Problem to work on
Check every line of the entries for the string "Media" and return the ones that contain it.

Excerpted records
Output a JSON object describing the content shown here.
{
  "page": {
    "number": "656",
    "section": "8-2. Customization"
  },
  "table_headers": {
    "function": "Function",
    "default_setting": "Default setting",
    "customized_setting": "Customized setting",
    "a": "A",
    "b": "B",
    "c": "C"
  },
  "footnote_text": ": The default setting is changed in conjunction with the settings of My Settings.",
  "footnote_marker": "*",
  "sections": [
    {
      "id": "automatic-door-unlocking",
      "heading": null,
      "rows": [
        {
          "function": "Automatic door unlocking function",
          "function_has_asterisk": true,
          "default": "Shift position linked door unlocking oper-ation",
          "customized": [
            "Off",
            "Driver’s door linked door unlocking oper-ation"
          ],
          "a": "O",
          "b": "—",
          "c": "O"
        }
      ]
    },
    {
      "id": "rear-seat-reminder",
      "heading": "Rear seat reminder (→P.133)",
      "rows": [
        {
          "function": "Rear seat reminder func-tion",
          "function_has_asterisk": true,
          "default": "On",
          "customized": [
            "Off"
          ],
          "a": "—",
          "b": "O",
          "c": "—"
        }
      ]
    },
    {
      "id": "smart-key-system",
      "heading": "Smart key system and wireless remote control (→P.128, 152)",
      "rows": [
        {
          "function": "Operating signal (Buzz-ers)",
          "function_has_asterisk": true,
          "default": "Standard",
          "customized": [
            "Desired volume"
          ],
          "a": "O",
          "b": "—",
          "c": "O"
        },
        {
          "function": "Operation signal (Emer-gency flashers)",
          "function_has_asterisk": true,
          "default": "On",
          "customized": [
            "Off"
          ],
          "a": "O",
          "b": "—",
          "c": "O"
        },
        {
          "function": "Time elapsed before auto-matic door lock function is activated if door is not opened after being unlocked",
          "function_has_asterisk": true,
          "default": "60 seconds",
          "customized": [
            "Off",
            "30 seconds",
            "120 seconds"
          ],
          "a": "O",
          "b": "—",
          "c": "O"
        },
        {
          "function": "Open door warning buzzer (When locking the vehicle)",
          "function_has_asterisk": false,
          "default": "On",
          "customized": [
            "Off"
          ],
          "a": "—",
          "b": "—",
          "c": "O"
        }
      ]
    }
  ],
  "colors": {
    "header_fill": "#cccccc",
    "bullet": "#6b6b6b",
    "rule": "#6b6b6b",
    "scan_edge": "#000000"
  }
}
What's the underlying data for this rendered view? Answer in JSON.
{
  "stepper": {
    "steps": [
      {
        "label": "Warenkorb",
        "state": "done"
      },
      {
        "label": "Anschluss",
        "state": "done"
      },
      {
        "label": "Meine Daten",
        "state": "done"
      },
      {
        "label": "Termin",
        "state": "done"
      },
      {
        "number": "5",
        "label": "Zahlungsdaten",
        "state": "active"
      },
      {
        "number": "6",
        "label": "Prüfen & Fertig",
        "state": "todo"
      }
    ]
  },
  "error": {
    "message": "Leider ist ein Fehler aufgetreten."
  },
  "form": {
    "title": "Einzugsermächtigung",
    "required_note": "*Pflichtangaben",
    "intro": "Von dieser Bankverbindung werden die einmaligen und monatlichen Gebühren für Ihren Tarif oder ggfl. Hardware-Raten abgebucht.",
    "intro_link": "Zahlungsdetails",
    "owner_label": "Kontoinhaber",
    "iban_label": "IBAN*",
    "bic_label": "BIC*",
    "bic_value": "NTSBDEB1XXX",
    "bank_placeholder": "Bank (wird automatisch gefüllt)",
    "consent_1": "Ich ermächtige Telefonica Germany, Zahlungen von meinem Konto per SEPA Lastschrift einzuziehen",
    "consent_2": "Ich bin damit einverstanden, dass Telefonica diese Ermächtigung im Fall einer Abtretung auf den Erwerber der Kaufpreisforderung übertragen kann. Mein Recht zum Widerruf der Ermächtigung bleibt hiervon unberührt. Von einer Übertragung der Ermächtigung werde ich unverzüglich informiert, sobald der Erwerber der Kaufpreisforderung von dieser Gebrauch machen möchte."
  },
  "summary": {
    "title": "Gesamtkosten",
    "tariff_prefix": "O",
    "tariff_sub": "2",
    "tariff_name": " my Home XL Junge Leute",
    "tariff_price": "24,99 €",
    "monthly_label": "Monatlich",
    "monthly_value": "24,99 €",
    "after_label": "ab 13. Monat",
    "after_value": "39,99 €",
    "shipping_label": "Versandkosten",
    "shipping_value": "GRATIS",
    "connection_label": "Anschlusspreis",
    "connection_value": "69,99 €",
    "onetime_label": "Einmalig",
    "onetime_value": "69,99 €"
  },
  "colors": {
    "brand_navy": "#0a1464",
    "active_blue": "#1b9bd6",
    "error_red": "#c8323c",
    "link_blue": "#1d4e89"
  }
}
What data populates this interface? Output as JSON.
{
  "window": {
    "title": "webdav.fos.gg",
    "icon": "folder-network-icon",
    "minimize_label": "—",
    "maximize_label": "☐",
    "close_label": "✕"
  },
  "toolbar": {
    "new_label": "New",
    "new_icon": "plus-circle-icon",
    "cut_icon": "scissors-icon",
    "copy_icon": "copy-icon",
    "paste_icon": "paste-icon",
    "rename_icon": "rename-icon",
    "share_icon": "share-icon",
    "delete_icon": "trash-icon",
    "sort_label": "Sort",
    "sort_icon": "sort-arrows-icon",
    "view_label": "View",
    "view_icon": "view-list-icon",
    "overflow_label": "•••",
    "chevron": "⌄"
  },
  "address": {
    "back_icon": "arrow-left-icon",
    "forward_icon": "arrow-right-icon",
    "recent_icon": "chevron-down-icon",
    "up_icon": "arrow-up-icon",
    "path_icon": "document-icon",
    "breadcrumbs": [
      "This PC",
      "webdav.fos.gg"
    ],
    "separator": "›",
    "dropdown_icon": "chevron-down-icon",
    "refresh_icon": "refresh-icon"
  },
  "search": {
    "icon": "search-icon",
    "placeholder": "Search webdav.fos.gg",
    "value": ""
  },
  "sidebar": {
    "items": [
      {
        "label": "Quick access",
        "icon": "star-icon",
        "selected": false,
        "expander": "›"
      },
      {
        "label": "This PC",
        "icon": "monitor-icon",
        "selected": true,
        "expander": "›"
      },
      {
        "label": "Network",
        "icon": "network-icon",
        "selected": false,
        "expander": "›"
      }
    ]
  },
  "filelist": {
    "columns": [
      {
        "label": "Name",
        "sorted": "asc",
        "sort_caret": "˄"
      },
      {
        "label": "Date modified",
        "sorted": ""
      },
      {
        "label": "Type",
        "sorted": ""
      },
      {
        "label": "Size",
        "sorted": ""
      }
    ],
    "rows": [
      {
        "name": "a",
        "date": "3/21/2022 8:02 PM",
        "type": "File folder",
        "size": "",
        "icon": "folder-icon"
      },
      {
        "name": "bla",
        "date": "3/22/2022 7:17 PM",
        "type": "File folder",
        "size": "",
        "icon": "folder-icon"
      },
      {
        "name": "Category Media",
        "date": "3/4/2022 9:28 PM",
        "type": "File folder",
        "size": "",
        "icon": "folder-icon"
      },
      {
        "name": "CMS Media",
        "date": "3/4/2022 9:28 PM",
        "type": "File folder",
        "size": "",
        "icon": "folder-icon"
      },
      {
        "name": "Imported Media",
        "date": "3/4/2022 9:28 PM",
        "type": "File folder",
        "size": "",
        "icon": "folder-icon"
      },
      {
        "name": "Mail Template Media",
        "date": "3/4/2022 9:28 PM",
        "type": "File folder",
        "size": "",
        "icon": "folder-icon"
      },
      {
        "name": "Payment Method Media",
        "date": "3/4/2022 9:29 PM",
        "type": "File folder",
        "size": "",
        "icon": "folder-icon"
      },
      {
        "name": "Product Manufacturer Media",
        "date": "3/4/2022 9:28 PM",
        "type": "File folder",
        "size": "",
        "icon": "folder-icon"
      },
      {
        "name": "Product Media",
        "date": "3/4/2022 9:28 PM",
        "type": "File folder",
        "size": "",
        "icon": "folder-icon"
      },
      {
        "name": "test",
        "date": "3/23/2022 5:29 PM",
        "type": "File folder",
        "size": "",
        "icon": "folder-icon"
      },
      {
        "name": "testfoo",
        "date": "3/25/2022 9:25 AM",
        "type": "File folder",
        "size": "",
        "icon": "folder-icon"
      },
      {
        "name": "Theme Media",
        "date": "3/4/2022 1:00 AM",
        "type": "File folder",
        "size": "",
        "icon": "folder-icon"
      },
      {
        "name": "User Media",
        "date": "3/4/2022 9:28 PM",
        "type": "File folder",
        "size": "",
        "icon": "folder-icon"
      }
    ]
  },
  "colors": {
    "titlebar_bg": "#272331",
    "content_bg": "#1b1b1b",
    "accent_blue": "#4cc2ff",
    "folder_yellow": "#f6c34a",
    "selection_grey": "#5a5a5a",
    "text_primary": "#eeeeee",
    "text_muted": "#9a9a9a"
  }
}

Task output
        "name": "Category Media",
        "name": "CMS Media",
        "name": "Imported Media",
        "name": "Mail Template Media",
        "name": "Payment Method Media",
        "name": "Product Manufacturer Media",
        "name": "Product Media",
        "name": "Theme Media",
        "name": "User Media",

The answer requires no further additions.